So now Haden is mulling one-year proposals from clubs, as well as some multi-year offers as well, and numerous teams involved in the bidding tell me it's a fairly furious fight for his services and to line up that initial free-agent visit. The Steelers, Chiefs, Dolphins, Eagles, Saints and 49ers were among those slugging it out, with teams like the Bills and Ravens also monitoring the situation but perhaps not as well-poised to get in the deep end of this pool.

The Steelers have been inquiring about corners for weeks, including high-priced guys like Trumaine Johnson, and in Super Bowl-or-bust mode I wouldn't discount their chances at all. After being in Football Siberia his entire career, seeing life with the Rooneys would be a complete culture shock for him, in the best way possible, and getting two cracks a year at the Browns probably sounds like a good idea to Haden right about now, too. Geographically it's as close as you can get, too, in NFL terms.

Wouldn't that be fitting?
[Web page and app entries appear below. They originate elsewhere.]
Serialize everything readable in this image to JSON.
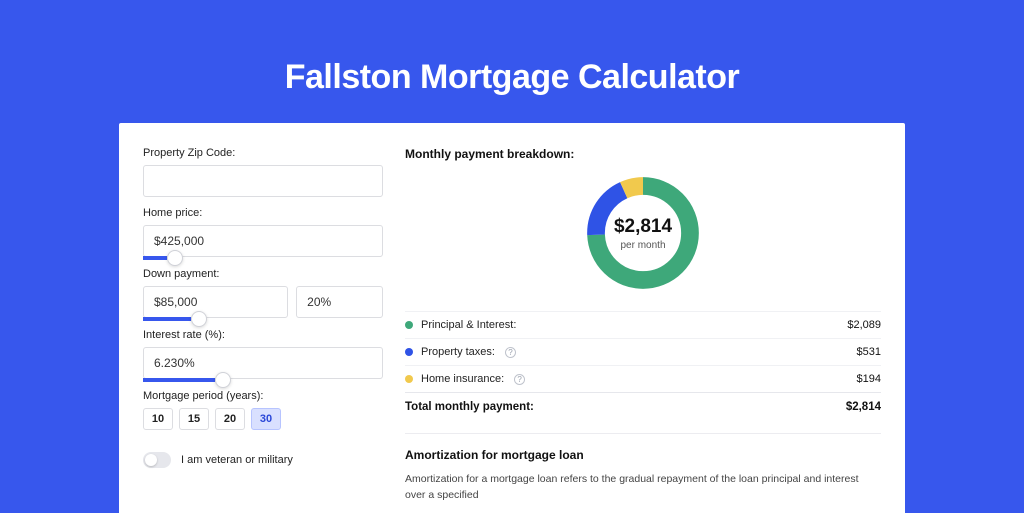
{
  "colors": {
    "accent": "#3757ed",
    "principal": "#3ea87a",
    "taxes": "#2f53e6",
    "insurance": "#f1c94d"
  },
  "page": {
    "title": "Fallston Mortgage Calculator"
  },
  "form": {
    "zip": {
      "label": "Property Zip Code:",
      "value": ""
    },
    "home_price": {
      "label": "Home price:",
      "value": "$425,000",
      "slider_pct": 10
    },
    "down_payment": {
      "label": "Down payment:",
      "amount": "$85,000",
      "percent": "20%",
      "slider_pct": 20
    },
    "interest_rate": {
      "label": "Interest rate (%):",
      "value": "6.230%",
      "slider_pct": 30
    },
    "period": {
      "label": "Mortgage period (years):",
      "options": [
        "10",
        "15",
        "20",
        "30"
      ],
      "selected": "30"
    },
    "veteran": {
      "label": "I am veteran or military",
      "checked": false
    }
  },
  "breakdown": {
    "title": "Monthly payment breakdown:",
    "center_value": "$2,814",
    "center_sub": "per month",
    "items": {
      "principal": {
        "label": "Principal & Interest:",
        "value": "$2,089"
      },
      "taxes": {
        "label": "Property taxes:",
        "value": "$531"
      },
      "insurance": {
        "label": "Home insurance:",
        "value": "$194"
      }
    },
    "total": {
      "label": "Total monthly payment:",
      "value": "$2,814"
    }
  },
  "amortization": {
    "title": "Amortization for mortgage loan",
    "body": "Amortization for a mortgage loan refers to the gradual repayment of the loan principal and interest over a specified"
  },
  "chart_data": {
    "type": "pie",
    "title": "Monthly payment breakdown",
    "categories": [
      "Principal & Interest",
      "Property taxes",
      "Home insurance"
    ],
    "values": [
      2089,
      531,
      194
    ],
    "colors": [
      "#3ea87a",
      "#2f53e6",
      "#f1c94d"
    ],
    "total": 2814,
    "center_label": "$2,814 per month"
  }
}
Guess who the Browns open up with in Week 1? Guess who could possibly help spoil Kizer's debut? The again, maybe Haden succumbs to injury again. Maybe his play has really slipped. Maybe not paying him $11 million to play this year will prove to be the prudent thing to do and maybe some unknown corner on their roster is primed to shine in the spotlight.

But I know this much: I'd trust the judgement of most of the teams chasing Haden over that of the Browns braintrust, and it's hard to get better when you give proven impact players away.